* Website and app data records
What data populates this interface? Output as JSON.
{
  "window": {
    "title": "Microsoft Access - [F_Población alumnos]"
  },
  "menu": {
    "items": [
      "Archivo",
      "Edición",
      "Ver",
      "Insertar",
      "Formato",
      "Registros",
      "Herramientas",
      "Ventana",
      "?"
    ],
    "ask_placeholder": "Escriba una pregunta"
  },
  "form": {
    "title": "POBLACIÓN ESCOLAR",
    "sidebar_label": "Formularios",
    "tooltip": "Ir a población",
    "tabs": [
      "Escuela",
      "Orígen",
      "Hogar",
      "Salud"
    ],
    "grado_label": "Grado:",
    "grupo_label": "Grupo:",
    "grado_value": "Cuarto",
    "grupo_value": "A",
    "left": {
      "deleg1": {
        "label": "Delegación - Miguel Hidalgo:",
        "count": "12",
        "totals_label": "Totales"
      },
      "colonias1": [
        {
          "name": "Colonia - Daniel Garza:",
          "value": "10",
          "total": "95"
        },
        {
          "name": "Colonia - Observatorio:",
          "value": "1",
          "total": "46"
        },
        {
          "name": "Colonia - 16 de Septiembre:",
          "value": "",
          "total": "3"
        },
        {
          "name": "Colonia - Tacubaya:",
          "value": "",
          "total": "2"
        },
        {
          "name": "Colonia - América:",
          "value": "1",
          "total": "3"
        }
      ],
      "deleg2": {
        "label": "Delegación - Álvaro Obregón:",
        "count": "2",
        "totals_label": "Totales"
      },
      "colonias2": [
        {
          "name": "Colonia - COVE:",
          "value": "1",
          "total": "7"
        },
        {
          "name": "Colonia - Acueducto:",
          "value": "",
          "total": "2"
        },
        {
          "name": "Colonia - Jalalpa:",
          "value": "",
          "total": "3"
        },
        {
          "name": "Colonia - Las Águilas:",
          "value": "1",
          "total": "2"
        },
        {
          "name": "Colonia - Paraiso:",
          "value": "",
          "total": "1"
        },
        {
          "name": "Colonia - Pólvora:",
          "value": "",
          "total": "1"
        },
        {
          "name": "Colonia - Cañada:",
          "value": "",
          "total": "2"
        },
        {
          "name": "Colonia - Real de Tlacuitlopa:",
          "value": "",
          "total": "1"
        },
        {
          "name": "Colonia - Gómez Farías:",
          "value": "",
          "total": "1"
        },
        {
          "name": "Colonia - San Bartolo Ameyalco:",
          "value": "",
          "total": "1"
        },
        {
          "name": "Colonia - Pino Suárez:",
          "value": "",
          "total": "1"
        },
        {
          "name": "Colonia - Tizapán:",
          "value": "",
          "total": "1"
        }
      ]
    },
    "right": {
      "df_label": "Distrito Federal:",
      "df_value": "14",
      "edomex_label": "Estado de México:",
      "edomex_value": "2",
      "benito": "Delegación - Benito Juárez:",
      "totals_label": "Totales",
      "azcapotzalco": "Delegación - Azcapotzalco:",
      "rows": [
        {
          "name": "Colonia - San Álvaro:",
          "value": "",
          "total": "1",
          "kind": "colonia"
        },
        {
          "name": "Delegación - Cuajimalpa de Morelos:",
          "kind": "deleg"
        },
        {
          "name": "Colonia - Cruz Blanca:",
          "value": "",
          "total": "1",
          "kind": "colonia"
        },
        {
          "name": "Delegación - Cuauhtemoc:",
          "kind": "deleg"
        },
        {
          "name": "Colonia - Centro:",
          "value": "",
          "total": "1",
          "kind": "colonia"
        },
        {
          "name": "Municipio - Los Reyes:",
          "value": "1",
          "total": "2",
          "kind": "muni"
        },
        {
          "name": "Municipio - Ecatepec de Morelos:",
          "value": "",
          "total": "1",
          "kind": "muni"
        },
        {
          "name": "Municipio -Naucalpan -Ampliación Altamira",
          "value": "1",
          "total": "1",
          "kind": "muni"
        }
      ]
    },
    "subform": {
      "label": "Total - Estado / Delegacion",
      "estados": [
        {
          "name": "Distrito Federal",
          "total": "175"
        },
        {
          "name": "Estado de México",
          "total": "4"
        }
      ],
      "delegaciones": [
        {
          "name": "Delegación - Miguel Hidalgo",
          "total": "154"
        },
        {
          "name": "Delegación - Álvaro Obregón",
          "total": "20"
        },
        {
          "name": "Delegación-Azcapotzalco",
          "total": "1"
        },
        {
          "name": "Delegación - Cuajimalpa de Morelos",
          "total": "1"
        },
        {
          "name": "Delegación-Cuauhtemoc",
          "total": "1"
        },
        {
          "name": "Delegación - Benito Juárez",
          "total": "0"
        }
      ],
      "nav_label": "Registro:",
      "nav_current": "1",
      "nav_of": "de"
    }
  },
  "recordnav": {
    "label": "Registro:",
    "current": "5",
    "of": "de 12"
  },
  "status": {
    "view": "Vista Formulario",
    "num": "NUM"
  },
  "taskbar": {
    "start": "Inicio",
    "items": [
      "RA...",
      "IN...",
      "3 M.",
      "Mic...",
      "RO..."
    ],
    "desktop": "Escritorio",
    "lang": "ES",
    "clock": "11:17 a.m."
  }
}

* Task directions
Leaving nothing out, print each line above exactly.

* The answer
What data populates this interface? Output as JSON.
{
  "window": {
    "title": "Microsoft Access - [F_Población alumnos]"
  },
  "menu": {
    "items": [
      "Archivo",
      "Edición",
      "Ver",
      "Insertar",
      "Formato",
      "Registros",
      "Herramientas",
      "Ventana",
      "?"
    ],
    "ask_placeholder": "Escriba una pregunta"
  },
  "form": {
    "title": "POBLACIÓN ESCOLAR",
    "sidebar_label": "Formularios",
    "tooltip": "Ir a población",
    "tabs": [
      "Escuela",
      "Orígen",
      "Hogar",
      "Salud"
    ],
    "grado_label": "Grado:",
    "grupo_label": "Grupo:",
    "grado_value": "Cuarto",
    "grupo_value": "A",
    "left": {
      "deleg1": {
        "label": "Delegación - Miguel Hidalgo:",
        "count": "12",
        "totals_label": "Totales"
      },
      "colonias1": [
        {
          "name": "Colonia - Daniel Garza:",
          "value": "10",
          "total": "95"
        },
        {
          "name": "Colonia - Observatorio:",
          "value": "1",
          "total": "46"
        },
        {
          "name": "Colonia - 16 de Septiembre:",
          "value": "",
          "total": "3"
        },
        {
          "name": "Colonia - Tacubaya:",
          "value": "",
          "total": "2"
        },
        {
          "name": "Colonia - América:",
          "value": "1",
          "total": "3"
        }
      ],
      "deleg2": {
        "label": "Delegación - Álvaro Obregón:",
        "count": "2",
        "totals_label": "Totales"
      },
      "colonias2": [
        {
          "name": "Colonia - COVE:",
          "value": "1",
          "total": "7"
        },
        {
          "name": "Colonia - Acueducto:",
          "value": "",
          "total": "2"
        },
        {
          "name": "Colonia - Jalalpa:",
          "value": "",
          "total": "3"
        },
        {
          "name": "Colonia - Las Águilas:",
          "value": "1",
          "total": "2"
        },
        {
          "name": "Colonia - Paraiso:",
          "value": "",
          "total": "1"
        },
        {
          "name": "Colonia - Pólvora:",
          "value": "",
          "total": "1"
        },
        {
          "name": "Colonia - Cañada:",
          "value": "",
          "total": "2"
        },
        {
          "name": "Colonia - Real de Tlacuitlopa:",
          "value": "",
          "total": "1"
        },
        {
          "name": "Colonia - Gómez Farías:",
          "value": "",
          "total": "1"
        },
        {
          "name": "Colonia - San Bartolo Ameyalco:",
          "value": "",
          "total": "1"
        },
        {
          "name": "Colonia - Pino Suárez:",
          "value": "",
          "total": "1"
        },
        {
          "name": "Colonia - Tizapán:",
          "value": "",
          "total": "1"
        }
      ]
    },
    "right": {
      "df_label": "Distrito Federal:",
      "df_value": "14",
      "edomex_label": "Estado de México:",
      "edomex_value": "2",
      "benito": "Delegación - Benito Juárez:",
      "totals_label": "Totales",
      "azcapotzalco": "Delegación - Azcapotzalco:",
      "rows": [
        {
          "name": "Colonia - San Álvaro:",
          "value": "",
          "total": "1",
          "kind": "colonia"
        },
        {
          "name": "Delegación - Cuajimalpa de Morelos:",
          "kind": "deleg"
        },
        {
          "name": "Colonia - Cruz Blanca:",
          "value": "",
          "total": "1",
          "kind": "colonia"
        },
        {
          "name": "Delegación - Cuauhtemoc:",
          "kind": "deleg"
        },
        {
          "name": "Colonia - Centro:",
          "value": "",
          "total": "1",
          "kind": "colonia"
        },
        {
          "name": "Municipio - Los Reyes:",
          "value": "1",
          "total": "2",
          "kind": "muni"
        },
        {
          "name": "Municipio - Ecatepec de Morelos:",
          "value": "",
          "total": "1",
          "kind": "muni"
        },
        {
          "name": "Municipio -Naucalpan -Ampliación Altamira",
          "value": "1",
          "total": "1",
          "kind": "muni"
        }
      ]
    },
    "subform": {
      "label": "Total - Estado / Delegacion",
      "estados": [
        {
          "name": "Distrito Federal",
          "total": "175"
        },
        {
          "name": "Estado de México",
          "total": "4"
        }
      ],
      "delegaciones": [
        {
          "name": "Delegación - Miguel Hidalgo",
          "total": "154"
        },
        {
          "name": "Delegación - Álvaro Obregón",
          "total": "20"
        },
        {
          "name": "Delegación-Azcapotzalco",
          "total": "1"
        },
        {
          "name": "Delegación - Cuajimalpa de Morelos",
          "total": "1"
        },
        {
          "name": "Delegación-Cuauhtemoc",
          "total": "1"
        },
        {
          "name": "Delegación - Benito Juárez",
          "total": "0"
        }
      ],
      "nav_label": "Registro:",
      "nav_current": "1",
      "nav_of": "de"
    }
  },
  "recordnav": {
    "label": "Registro:",
    "current": "5",
    "of": "de 12"
  },
  "status": {
    "view": "Vista Formulario",
    "num": "NUM"
  },
  "taskbar": {
    "start": "Inicio",
    "items": [
      "RA...",
      "IN...",
      "3 M.",
      "Mic...",
      "RO..."
    ],
    "desktop": "Escritorio",
    "lang": "ES",
    "clock": "11:17 a.m."
  }
}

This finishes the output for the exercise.